[Data records for software interfaces]
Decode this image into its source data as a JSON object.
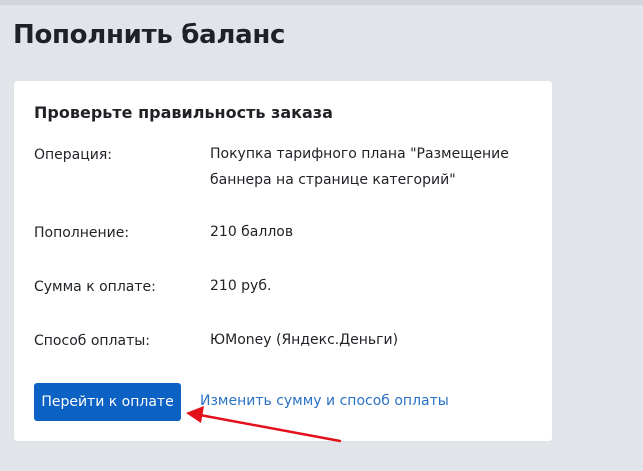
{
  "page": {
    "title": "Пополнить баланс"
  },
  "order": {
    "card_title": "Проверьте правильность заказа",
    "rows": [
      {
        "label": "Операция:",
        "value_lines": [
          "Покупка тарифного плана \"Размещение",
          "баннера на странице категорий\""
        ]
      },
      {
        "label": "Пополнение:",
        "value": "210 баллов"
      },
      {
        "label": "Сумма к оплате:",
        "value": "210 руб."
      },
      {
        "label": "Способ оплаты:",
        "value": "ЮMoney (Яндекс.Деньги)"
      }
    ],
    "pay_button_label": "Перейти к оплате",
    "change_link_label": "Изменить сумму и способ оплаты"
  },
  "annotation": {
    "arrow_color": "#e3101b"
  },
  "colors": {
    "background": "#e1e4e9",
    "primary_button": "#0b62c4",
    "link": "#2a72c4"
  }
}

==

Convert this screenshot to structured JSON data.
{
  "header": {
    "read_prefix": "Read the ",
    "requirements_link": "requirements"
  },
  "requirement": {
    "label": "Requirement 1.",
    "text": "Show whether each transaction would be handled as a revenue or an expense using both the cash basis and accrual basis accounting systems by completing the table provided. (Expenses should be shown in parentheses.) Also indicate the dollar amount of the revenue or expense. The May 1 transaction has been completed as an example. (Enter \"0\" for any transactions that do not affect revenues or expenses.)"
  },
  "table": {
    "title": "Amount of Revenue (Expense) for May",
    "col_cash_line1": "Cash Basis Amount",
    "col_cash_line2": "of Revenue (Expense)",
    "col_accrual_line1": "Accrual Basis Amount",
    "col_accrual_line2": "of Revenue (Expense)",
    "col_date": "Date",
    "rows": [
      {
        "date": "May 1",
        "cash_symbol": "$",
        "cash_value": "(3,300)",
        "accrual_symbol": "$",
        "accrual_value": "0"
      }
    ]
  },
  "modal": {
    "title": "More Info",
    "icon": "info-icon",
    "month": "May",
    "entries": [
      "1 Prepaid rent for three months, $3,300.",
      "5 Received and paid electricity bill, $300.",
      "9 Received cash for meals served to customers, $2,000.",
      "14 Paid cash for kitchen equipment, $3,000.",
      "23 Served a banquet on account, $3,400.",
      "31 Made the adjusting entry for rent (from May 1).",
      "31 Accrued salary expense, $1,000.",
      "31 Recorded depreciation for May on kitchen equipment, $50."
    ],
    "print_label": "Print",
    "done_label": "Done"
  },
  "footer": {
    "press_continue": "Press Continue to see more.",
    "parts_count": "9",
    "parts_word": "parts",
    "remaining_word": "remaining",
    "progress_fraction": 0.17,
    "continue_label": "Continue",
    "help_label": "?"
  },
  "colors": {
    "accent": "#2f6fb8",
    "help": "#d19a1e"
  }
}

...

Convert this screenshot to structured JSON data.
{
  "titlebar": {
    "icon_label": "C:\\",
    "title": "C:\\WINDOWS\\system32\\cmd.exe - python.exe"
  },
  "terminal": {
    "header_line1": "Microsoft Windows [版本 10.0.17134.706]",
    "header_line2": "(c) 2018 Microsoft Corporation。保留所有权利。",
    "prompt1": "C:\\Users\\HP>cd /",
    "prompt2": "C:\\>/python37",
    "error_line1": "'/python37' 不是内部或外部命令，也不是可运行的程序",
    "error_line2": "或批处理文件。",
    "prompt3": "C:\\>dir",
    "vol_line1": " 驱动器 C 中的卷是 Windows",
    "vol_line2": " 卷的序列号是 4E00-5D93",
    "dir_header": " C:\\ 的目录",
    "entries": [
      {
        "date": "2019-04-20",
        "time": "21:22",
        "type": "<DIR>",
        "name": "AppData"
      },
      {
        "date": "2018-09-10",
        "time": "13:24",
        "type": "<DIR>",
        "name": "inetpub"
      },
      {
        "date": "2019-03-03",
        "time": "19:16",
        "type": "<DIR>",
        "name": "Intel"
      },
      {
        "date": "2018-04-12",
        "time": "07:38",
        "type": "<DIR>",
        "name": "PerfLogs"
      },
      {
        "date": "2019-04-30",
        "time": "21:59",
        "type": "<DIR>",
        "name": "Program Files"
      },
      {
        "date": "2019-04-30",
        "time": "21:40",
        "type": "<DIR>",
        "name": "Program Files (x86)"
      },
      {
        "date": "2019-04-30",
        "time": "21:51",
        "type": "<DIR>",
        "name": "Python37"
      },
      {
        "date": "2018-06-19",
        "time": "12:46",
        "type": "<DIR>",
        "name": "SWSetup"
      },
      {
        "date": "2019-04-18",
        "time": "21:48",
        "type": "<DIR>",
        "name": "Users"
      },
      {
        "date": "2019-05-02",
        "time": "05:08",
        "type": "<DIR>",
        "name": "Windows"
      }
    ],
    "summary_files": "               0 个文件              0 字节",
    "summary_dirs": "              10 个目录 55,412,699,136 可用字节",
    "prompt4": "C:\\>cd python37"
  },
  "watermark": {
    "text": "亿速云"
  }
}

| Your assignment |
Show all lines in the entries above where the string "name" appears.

| Exercise answer |
        "name": "AppData"
        "name": "inetpub"
        "name": "Intel"
        "name": "PerfLogs"
        "name": "Program Files"
        "name": "Program Files (x86)"
        "name": "Python37"
        "name": "SWSetup"
        "name": "Users"
        "name": "Windows"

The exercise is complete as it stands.